An unknown clerk traces an unknown woman through the byzantine cities of the living and the dead. Saramago's genius lies in the subtlety of this story about the human struggle between order and chaos. His voice is like a soft-spoken Kafka. Every page contains a stunning line, an insight and a surprise.

Review by
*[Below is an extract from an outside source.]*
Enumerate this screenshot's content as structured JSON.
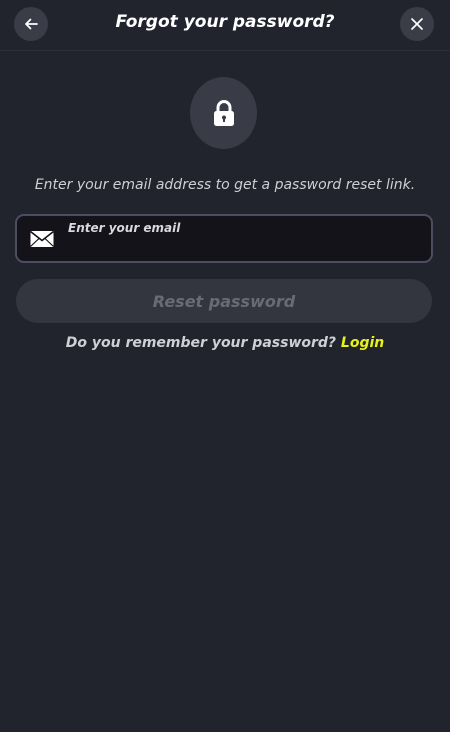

I had to reread this recently and realised that in the urgency with which I devoured Saramago's books one after another after first discovering this author, like a glutton who has stumbled on feast, I had not stopped to savour its exquisite touches of sensitivity. The book is an extensive and highly complex allegory of modernity, reminding us how close we are to the past in all its archaic forms. It would be loved by those who are allow themselves to be enchanted by magical realism, but could equally be enjoyed by readers of good sci-fi, or by those who, like me, love to wander in overgrown cemetries, or those who delve avidly amongst the social dust of registry office records.